Understanding HCC Coding: Importance, Best Practices, and Technological Influence

In the complex world of healthcare, HCC coding stands as a beacon of clarity. It’s a system that’s revolutionised the way we categorise, track, and analyse patient data. But what exactly does HCC coding mean, and why is it so important?

HCC, or Hierarchical Condition Category, is a coding system that’s transforming how healthcare providers manage patient data. It’s not just about organisation – it’s about providing a more detailed, accurate picture of a patient’s health. This introduction will dive deeper into the nuances of HCC coding, its significance, and its impact on the healthcare sector. Stay tuned as we unravel the intricate threads of HCC coding.

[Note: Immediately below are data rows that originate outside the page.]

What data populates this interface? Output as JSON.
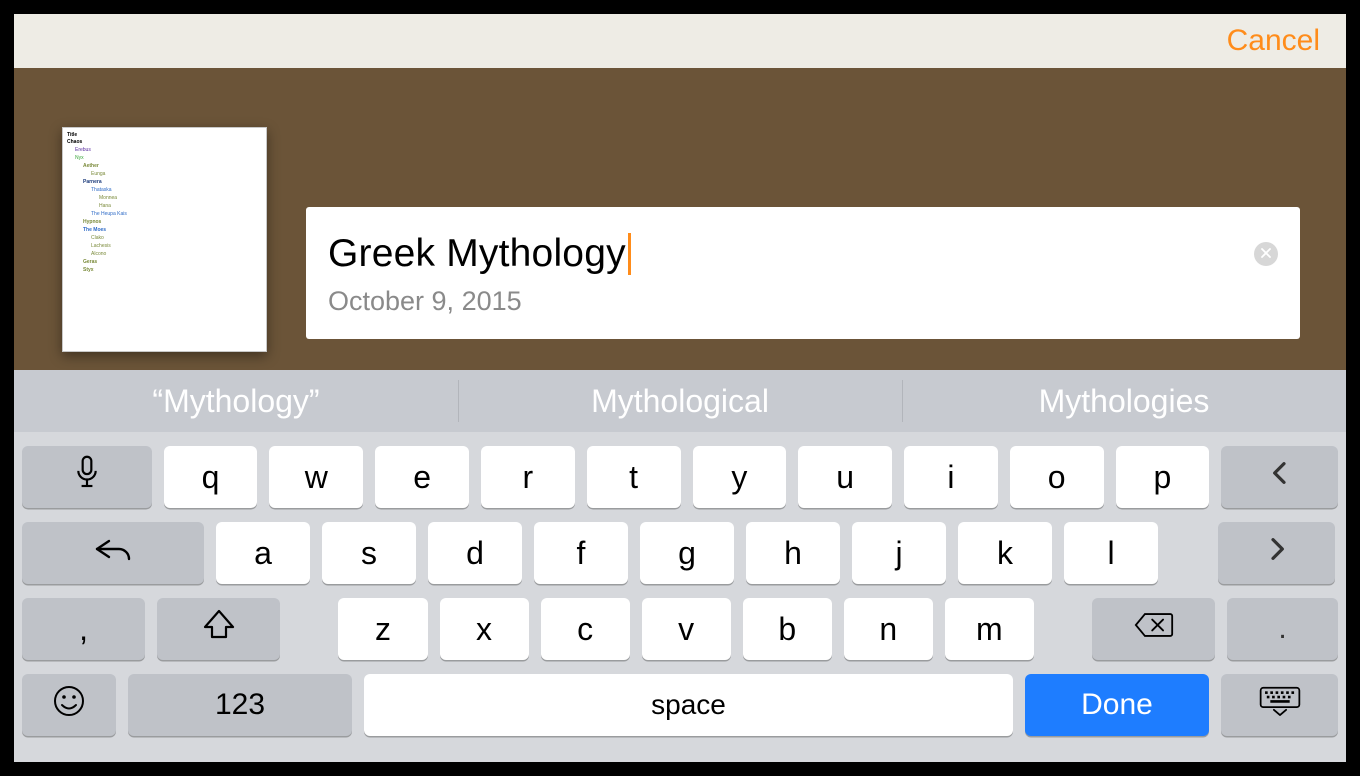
{
  "navbar": {
    "cancel_label": "Cancel"
  },
  "thumb": {
    "header": "Title",
    "items": [
      {
        "text": "Chaos",
        "cls": "lv0"
      },
      {
        "text": "Erebus",
        "cls": "lv1 c-purple"
      },
      {
        "text": "Nyx",
        "cls": "lv1 c-green"
      },
      {
        "text": "Aether",
        "cls": "lv2 c-olive"
      },
      {
        "text": "Eunga",
        "cls": "lv3 c-olive"
      },
      {
        "text": "Parnera",
        "cls": "lv2 c-navy"
      },
      {
        "text": "Thataska",
        "cls": "lv3 c-blue"
      },
      {
        "text": "Monnea",
        "cls": "lv4 c-olive"
      },
      {
        "text": "Hana",
        "cls": "lv4 c-olive"
      },
      {
        "text": "The Heupa Kais",
        "cls": "lv3 c-blue"
      },
      {
        "text": "Hypnos",
        "cls": "lv2 c-olive"
      },
      {
        "text": "The Moes",
        "cls": "lv2 c-blue"
      },
      {
        "text": "Clako",
        "cls": "lv3 c-olive"
      },
      {
        "text": "Lachesis",
        "cls": "lv3 c-olive"
      },
      {
        "text": "Alcono",
        "cls": "lv3 c-olive"
      },
      {
        "text": "Geras",
        "cls": "lv2 c-olive"
      },
      {
        "text": "Styx",
        "cls": "lv2 c-olive"
      }
    ]
  },
  "titlecard": {
    "title": "Greek Mythology",
    "date": "October 9, 2015"
  },
  "suggestions": {
    "items": [
      "“Mythology”",
      "Mythological",
      "Mythologies"
    ]
  },
  "keyboard": {
    "row1": [
      "q",
      "w",
      "e",
      "r",
      "t",
      "y",
      "u",
      "i",
      "o",
      "p"
    ],
    "row2": [
      "a",
      "s",
      "d",
      "f",
      "g",
      "h",
      "j",
      "k",
      "l"
    ],
    "row3": [
      "z",
      "x",
      "c",
      "v",
      "b",
      "n",
      "m"
    ],
    "comma": ",",
    "period": ".",
    "numbers_label": "123",
    "space_label": "space",
    "done_label": "Done"
  }
}
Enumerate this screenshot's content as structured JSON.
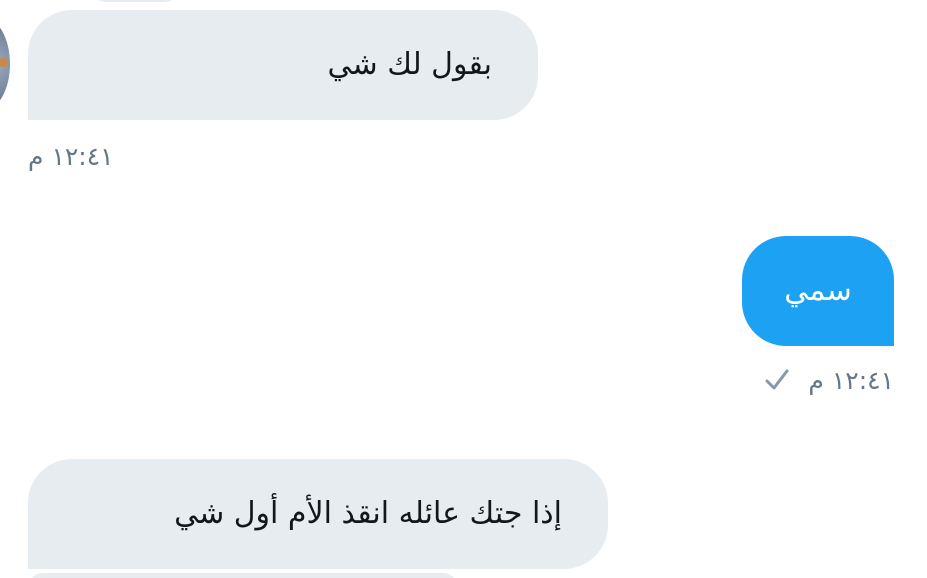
{
  "messages": [
    {
      "direction": "received",
      "text": "بقول لك شي",
      "time": "١٢:٤١ م"
    },
    {
      "direction": "sent",
      "text": "سمي",
      "time": "١٢:٤١ م",
      "status": "sent"
    },
    {
      "direction": "received",
      "text": "إذا جتك عائله انقذ الأم أول شي"
    }
  ],
  "colors": {
    "received_bubble": "#e6ecf0",
    "sent_bubble": "#1da1f2",
    "timestamp": "#657786",
    "check": "#8899a6"
  },
  "icons": {
    "sent_status": "checkmark-icon"
  }
}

Hcc Coding Meaning

What is HCC?

baboon-project.org Hierarchical Condition Category, often called HCC, pertains to a risk adjustment model originally designed by the Centers for Medicare and Medicaid Services. The design of this model relies on diagnosis codes, demographic data, and disease interactions obtained from patient records.

In this system, patient diagnoses are grouped into categories, with each one possessing a particular risk score. The influence of specific diagnoses on patient care expenses becomes more evident through these risk scores, supporting the precise allocation of healthcare funds.

Some examples of HCC coding include I10 for Essential (primary) hypertension, E11.9 for Type 2 diabetes mellitus without complications, and F32.9 for Major depressive disorder, single episode, unspecified, each illustrating distinct clinical concerns.

The Importance of HCC Coding in Healthcare

Understanding HCC coding proves paramount in today’s healthcare scenario. Its implications extend beyond the mere grouping of diagnosis codes. HCC coding enables healthcare providers to accurately determine the clinical complexity and associated healthcare costs of their patients.

Not only does it help in outlining the resources required for managing various health conditions, but it also sustains the economic viability of healthcare provisions. For instance, a patient with multiple chronic ailments like diabetes, hypertension, and depression would have higher HCC scores, indicating more significant resource allocation.

The Mechanics of HCC Coding

Identifying Risk Adjustment Factors

In HCC coding, risk adjustment factors play an intrinsic role, as they work towards predicting costs in light of a patient’s condition. Establishing these factors involves examining diagnoses from every healthcare setting, including inpatient, outpatient, and physician office settings, considering a patient’s entire medical history. Chronic conditions such as diabetes, heart disease, or end-stage renal disease, for example, significantly influence risk scores, indicating the patient’s overall health status. Accurate identification of these factors ensures that the risk adjustment model mirrors real-world healthcare needs, optimising the allocation of resources and facilitating effective patient management.

Capturing Data for HCC Codes

The process of capturing data for HCC Codes encompasses all relevant medical information, encompassing both minor and major ailments. Typically, this involves the physician documenting the patient’s diagnoses accurately during a medical encounter. After documentation, coders translate these diagnoses into ICD-10-CM codes, which then link to the appropriate HCC codes, as in the case of COPD being linked with HCC 82. Keeper of these codes is CMS (Centers for Medicare and Medicaid Services), which annually revises and adds codes as necessary.

Challenges in HCC Coding

HCC Coding presents an array of hurdles, primarily maintaining compliance and addressing inaccuracies and mistakes.

Maintaining Compliance

One struggle is associated with the upkeep of compliance standards. Constant changes in legislative requirements and coding regulations pose major challenges for healthcare institutions, impacting their ability to maintain compliance. Significant dedication is necessary to stay current with the evolving regulatory landscape, requiring an enormous deal of knowledge, time, and resource investment. For instance, healthcare providers need to comprehend and adapt to the annual updates in ICD-10-CM codes.

These compliance intricacies amplify when considering healthcare fraud, waste, and abuse (FWA). Coders and health organisations must tread carefully around FWA instances. Going astray, even unintentionally, can attract hefty fines and penalties. Thus, rigorous training and continual staff education become a requisite in HCC coding, ensuring accurate and legally compliant code assignment.